□ In addition, the degradability of the microrobot was assessed by incubating the stem cell-bearing microrobot with a degrading enzyme. After 6 h of incubation, the microrobot was completely disintegrated, and the magnetic nanoparticles inside the robot were collected by the magnetic field generated by the magnetic field control system. Stem cells proliferated where the microrobot was disintegrated. Subsequently, the stem cells were made to differentiate into nerve cells to confirm normal differentiation; the stem cells differentiated into nerve cells after about 21 days. This experiment verified that the delivery of stem cells to a desired location using a microrobot was possible and that the delivered stem cells could serve as a precision-targeted therapeutic agent by exhibiting proliferation and differentiation.

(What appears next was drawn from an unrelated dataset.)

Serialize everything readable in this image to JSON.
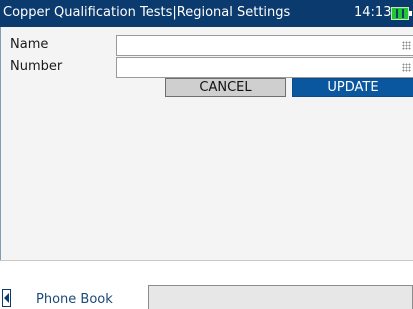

□ In addition, the research team confirmed whether the stem cells delivered by the microrobot showed normal electrical and physiological characteristics. The ultimate goal of this study is to ensure that the stem cells delivered by the robot normally fulfill their role as a bridge in a state where the connection between existing nerve cells is disconnected. To confirm this, hippocampal neurons extracted from rat embryos that stably emit electrical signals were used. The corresponding cell was attached to the surface of the microrobot, cultured on an electrode microchip, and electrical signals were observed from hippocampal neurons after 28 days. Thanks to this, the microrobot has been verified to correctly fulfill its role as a cell delivery platform.
□ Professor Hongsoo Choi of DGIST said: “We expect that the technologies developed in this study, such as mass production of microrobots, precise operation by electromagnetic fields, as well as administration and stem cell differentiation, greatly increase the effectiveness of targeted precision therapy in the future. .”
□ In the meantime, the results of this study were published on June 23 in the world-renowned international scientific journal Small (top 7.10% in the multidisciplinary) and was carried out with the support of the National Science Challenges Support & Network, National Research Foundation of Korea, and the Ministry of Science and ICT.